Who has access to the sexual orientation and gender identity data?

Safeguarding an employee’s identities is the first priority. This data is a confidential personnel record. Access to the information is limited to the University’s Human Resources technology security personnel charged with administering the personnel database. That access is necessary to provide the data to EOCR in order to engage in analysis on the basis of workforce characteristics at levels of aggregations that preserve confidentiality (ex. institution-wide representation levels, faculty representation by tenure status without identification of school or area, etc.). This information is not accessible by your supervisor, departmental HR business partner or employee relations staff,unless those individuals are part of the limited group identified above.

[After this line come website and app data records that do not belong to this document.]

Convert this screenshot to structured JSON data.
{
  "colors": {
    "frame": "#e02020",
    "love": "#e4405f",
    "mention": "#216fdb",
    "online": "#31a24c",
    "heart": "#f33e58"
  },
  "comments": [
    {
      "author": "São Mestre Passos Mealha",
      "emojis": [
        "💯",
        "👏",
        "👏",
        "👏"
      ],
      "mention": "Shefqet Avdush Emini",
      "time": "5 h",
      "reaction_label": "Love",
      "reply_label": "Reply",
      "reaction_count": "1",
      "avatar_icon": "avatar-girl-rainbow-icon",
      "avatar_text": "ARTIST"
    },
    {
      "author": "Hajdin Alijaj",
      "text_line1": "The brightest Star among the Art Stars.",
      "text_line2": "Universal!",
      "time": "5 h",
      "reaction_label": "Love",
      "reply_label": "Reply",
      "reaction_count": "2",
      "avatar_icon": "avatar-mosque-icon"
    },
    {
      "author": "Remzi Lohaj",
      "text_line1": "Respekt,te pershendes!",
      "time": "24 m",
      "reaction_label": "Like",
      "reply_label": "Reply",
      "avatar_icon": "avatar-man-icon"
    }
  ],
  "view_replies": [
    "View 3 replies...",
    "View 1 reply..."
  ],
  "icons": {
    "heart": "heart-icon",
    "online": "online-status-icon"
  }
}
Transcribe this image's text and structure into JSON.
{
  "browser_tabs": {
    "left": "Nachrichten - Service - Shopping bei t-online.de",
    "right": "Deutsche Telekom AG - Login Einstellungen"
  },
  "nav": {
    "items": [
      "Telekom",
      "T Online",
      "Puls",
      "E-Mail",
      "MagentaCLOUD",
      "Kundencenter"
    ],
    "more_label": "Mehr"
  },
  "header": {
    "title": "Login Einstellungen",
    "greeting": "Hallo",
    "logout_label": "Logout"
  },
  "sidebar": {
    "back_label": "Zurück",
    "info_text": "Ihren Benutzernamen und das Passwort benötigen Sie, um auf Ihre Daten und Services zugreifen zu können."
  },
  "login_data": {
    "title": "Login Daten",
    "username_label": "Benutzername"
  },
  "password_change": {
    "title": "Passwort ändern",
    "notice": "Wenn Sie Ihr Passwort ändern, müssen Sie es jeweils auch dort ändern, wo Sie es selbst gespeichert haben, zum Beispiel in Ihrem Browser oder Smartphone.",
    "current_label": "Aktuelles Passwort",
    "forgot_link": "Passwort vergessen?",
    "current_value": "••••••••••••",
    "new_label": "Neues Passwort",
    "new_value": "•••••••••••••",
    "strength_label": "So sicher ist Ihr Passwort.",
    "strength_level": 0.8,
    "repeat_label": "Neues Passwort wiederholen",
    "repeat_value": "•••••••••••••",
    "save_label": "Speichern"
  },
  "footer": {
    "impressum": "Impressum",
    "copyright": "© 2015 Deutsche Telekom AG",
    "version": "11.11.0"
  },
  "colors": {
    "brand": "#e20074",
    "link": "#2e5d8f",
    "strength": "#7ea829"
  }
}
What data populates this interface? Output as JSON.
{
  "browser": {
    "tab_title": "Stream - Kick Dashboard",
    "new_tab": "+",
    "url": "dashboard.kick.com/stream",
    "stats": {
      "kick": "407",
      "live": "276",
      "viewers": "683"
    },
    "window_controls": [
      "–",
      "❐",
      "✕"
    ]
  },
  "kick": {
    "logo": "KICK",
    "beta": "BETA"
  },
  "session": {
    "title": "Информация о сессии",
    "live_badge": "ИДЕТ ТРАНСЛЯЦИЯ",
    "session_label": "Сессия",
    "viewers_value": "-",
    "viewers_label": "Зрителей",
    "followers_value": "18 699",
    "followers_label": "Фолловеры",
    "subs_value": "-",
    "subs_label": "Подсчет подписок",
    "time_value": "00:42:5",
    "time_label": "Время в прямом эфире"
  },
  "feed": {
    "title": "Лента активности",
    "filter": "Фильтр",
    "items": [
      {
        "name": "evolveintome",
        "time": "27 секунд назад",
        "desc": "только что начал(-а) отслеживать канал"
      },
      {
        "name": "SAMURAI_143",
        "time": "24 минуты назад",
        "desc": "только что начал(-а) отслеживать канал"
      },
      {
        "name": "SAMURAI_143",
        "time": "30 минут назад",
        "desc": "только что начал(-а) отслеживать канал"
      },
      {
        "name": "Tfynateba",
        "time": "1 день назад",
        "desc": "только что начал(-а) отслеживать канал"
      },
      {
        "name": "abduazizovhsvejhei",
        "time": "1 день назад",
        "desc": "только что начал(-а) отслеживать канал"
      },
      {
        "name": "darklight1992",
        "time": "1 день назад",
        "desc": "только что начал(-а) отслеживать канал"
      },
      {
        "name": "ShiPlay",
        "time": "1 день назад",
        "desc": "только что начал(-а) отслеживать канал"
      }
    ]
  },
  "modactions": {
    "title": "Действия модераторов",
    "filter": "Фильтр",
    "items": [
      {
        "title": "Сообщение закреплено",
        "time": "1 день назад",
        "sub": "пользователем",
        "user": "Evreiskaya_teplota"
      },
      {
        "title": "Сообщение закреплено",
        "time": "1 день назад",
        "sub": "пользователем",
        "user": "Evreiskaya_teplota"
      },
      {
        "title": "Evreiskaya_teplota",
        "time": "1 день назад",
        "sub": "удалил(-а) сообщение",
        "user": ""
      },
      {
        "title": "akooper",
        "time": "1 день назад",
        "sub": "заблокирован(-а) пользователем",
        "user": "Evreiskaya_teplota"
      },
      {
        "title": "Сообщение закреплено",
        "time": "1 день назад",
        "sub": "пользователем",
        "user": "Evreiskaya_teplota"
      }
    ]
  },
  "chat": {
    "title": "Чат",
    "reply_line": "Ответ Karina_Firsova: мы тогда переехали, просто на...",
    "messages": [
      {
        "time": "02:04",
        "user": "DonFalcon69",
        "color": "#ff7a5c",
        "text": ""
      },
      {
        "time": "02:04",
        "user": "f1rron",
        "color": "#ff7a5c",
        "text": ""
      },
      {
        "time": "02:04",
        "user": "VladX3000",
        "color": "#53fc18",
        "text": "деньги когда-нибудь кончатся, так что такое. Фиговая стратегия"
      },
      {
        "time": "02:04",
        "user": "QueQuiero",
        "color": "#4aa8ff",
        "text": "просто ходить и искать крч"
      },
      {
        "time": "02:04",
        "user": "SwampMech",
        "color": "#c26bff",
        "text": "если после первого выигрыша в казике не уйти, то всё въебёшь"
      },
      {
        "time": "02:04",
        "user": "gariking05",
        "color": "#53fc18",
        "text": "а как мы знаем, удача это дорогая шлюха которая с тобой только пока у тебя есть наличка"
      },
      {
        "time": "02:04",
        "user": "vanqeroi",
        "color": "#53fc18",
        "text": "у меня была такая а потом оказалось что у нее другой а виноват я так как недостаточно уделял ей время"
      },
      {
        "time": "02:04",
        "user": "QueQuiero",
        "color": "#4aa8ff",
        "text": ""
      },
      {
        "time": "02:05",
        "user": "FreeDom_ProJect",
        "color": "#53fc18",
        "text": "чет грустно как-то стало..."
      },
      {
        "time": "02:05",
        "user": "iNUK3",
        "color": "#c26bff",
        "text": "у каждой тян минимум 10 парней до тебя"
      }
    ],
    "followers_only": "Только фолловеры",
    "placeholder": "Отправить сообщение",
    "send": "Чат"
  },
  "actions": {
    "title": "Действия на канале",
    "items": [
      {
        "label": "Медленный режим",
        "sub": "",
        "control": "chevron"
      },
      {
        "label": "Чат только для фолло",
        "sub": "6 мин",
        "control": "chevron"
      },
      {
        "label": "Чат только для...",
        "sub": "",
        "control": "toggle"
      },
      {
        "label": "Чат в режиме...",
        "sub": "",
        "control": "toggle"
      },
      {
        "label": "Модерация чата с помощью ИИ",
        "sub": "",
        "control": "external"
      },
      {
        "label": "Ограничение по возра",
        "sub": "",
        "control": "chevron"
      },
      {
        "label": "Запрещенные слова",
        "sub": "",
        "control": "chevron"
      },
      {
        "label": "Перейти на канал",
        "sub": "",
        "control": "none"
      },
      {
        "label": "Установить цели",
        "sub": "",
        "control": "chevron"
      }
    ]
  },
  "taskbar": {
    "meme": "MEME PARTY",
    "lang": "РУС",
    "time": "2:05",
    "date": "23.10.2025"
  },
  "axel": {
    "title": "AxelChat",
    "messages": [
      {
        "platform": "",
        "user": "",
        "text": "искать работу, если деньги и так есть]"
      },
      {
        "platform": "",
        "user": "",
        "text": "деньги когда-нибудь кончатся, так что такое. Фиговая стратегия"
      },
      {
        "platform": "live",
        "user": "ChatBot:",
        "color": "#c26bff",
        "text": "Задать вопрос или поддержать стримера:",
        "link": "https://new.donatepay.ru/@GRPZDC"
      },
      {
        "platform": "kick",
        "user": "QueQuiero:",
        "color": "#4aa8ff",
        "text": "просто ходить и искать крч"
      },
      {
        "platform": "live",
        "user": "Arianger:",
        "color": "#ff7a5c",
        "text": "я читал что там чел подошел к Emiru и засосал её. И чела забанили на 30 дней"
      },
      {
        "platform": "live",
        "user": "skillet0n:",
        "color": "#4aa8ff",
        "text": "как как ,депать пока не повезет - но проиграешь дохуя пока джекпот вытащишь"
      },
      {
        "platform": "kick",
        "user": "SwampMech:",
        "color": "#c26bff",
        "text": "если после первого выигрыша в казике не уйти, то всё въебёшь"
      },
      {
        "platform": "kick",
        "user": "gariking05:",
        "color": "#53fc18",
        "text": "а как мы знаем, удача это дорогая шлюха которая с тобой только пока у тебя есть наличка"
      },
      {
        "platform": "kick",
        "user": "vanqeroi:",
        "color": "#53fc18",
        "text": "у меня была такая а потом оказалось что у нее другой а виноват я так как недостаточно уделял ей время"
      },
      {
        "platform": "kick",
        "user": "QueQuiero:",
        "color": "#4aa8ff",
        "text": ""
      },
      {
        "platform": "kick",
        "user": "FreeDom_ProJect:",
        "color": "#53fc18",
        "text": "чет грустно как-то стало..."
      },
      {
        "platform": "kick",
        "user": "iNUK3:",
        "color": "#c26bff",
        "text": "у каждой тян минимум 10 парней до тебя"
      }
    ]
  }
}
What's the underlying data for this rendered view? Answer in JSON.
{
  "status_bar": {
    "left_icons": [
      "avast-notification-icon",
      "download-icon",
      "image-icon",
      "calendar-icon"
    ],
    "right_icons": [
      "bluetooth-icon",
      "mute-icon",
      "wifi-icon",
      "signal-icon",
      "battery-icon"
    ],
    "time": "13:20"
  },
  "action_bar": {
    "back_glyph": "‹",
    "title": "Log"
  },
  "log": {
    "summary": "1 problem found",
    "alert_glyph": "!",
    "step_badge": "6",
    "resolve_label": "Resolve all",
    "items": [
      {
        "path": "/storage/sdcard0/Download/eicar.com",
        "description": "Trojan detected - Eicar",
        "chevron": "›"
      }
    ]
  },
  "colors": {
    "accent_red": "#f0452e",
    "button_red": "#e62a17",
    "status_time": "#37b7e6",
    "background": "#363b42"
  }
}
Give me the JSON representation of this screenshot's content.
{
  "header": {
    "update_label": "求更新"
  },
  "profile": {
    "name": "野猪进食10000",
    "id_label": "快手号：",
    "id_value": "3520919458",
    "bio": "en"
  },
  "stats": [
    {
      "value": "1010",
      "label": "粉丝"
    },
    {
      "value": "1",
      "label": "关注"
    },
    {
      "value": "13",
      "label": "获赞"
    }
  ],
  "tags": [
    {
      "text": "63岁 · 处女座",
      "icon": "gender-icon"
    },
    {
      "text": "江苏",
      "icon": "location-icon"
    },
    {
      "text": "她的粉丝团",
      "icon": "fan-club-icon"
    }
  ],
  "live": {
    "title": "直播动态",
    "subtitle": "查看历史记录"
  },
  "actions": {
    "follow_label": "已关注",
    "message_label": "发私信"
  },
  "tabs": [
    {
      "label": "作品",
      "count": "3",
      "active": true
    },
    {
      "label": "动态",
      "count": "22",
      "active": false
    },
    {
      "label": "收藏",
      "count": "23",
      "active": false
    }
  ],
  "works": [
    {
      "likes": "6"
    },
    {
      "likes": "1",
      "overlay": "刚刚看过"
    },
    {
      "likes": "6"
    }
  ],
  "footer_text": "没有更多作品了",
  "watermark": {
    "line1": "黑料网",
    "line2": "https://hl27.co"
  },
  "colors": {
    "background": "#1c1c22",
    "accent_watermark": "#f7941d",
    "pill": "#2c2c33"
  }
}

How do I enter or update my demographic information in Workday?

In Workday click on your profile image in the top right corner. In the drop-down menu that appears, click "View Profile" that appears directly under your name. This will provide a list of options to select that will show up on the left of your screen. The "Personal Information" tab will be displayed on the screen. When you click on the "Edit" button, the "Change Personal Information" page will appear where you can add or edit many of the demographic fields. The Veteran Status and Disability Status fields cannot be edited from this section. When you "View Profile" you will also see an "Action" button underneath your name. Click on "Action" and select "Change Veteran Status" or "Change Disability Status" to update that demographic information.